* _Exercise requirements_:
Nothing but an exact copy of the listing should be given.

-------

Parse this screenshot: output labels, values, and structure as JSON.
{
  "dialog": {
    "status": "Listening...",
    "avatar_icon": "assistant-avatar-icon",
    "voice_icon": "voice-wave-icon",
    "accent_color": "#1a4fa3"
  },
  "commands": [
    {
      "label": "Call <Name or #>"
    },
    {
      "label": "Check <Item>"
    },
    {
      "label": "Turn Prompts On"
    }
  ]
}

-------

* _Response box_:
Parse this screenshot: output labels, values, and structure as JSON.
{
  "dialog": {
    "status": "Listening...",
    "avatar_icon": "assistant-avatar-icon",
    "voice_icon": "voice-wave-icon",
    "accent_color": "#1a4fa3"
  },
  "commands": [
    {
      "label": "Call <Name or #>"
    },
    {
      "label": "Check <Item>"
    },
    {
      "label": "Turn Prompts On"
    }
  ]
}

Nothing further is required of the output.